PROBLEM REQUIREMENTS: Wherever a line in the material contains the word "JSON", copy that line.
|---|
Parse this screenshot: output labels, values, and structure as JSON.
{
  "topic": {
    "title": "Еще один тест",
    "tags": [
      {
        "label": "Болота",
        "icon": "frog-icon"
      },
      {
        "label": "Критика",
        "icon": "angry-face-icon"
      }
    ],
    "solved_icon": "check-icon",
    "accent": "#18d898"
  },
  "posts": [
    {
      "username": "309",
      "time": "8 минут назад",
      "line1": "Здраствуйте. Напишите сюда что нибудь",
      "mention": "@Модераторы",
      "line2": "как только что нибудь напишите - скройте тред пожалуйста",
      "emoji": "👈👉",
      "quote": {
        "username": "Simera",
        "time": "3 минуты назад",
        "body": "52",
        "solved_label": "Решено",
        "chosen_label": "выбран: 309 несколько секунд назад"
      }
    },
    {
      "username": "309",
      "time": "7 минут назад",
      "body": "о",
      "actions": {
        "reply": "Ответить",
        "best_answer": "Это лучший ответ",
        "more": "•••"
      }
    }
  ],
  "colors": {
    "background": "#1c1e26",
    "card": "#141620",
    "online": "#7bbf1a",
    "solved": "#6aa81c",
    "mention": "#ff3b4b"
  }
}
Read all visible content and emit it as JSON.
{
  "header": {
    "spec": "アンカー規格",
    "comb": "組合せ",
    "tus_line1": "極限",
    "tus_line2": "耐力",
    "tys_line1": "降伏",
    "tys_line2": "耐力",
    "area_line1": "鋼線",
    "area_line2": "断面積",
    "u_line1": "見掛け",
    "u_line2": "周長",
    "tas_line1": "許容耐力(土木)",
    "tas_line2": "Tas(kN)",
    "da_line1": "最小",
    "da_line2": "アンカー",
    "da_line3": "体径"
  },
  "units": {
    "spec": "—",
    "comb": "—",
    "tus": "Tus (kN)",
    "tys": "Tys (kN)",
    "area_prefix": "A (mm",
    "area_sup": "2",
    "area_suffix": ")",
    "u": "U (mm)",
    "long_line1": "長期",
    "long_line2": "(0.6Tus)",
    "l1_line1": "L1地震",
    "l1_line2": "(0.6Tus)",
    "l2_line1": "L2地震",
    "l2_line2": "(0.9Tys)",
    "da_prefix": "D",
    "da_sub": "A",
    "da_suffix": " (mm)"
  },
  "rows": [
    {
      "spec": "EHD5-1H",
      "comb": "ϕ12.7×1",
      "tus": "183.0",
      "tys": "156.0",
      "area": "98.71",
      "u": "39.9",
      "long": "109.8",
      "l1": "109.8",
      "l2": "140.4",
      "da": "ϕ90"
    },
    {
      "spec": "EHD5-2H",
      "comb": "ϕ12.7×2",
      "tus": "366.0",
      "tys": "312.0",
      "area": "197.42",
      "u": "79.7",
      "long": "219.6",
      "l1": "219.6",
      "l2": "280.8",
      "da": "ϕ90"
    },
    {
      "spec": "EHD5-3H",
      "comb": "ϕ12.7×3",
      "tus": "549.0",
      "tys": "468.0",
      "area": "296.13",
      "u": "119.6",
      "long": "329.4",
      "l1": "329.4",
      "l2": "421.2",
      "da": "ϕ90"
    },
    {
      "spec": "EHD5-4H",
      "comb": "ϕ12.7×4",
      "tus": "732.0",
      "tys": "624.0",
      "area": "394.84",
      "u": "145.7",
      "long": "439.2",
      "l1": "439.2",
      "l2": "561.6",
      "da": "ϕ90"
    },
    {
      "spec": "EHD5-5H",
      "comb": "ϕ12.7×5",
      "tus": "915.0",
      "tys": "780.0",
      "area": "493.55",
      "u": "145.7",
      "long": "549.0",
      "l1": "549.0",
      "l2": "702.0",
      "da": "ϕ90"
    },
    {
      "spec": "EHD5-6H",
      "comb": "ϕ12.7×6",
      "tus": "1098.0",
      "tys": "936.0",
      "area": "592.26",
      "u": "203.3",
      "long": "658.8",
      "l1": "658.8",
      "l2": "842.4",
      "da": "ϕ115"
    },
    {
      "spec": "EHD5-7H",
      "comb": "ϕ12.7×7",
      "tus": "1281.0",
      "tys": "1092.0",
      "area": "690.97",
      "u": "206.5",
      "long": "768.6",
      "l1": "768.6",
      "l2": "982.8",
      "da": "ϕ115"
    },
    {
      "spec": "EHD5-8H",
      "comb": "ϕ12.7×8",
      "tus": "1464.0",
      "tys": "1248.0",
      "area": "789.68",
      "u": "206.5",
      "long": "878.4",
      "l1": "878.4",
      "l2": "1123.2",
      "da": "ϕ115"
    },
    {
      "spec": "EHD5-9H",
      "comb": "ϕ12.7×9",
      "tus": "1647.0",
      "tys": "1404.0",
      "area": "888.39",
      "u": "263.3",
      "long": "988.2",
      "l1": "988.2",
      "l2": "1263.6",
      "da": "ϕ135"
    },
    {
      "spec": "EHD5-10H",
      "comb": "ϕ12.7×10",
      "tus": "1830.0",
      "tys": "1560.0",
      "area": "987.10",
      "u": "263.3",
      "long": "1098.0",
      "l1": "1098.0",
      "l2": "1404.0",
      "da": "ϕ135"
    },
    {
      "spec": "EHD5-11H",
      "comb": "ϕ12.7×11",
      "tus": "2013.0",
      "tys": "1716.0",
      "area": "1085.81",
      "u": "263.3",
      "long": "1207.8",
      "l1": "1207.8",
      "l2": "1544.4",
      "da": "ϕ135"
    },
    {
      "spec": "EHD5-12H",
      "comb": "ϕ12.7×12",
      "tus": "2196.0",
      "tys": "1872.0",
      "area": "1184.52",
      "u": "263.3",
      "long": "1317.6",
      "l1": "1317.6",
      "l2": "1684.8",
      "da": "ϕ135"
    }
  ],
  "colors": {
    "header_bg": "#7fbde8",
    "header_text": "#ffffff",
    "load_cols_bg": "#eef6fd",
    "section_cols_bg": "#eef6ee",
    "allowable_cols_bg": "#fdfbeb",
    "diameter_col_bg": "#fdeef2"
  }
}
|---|
ANSWER SECTION:
Parse this screenshot: output labels, values, and structure as JSON.
Read all visible content and emit it as JSON.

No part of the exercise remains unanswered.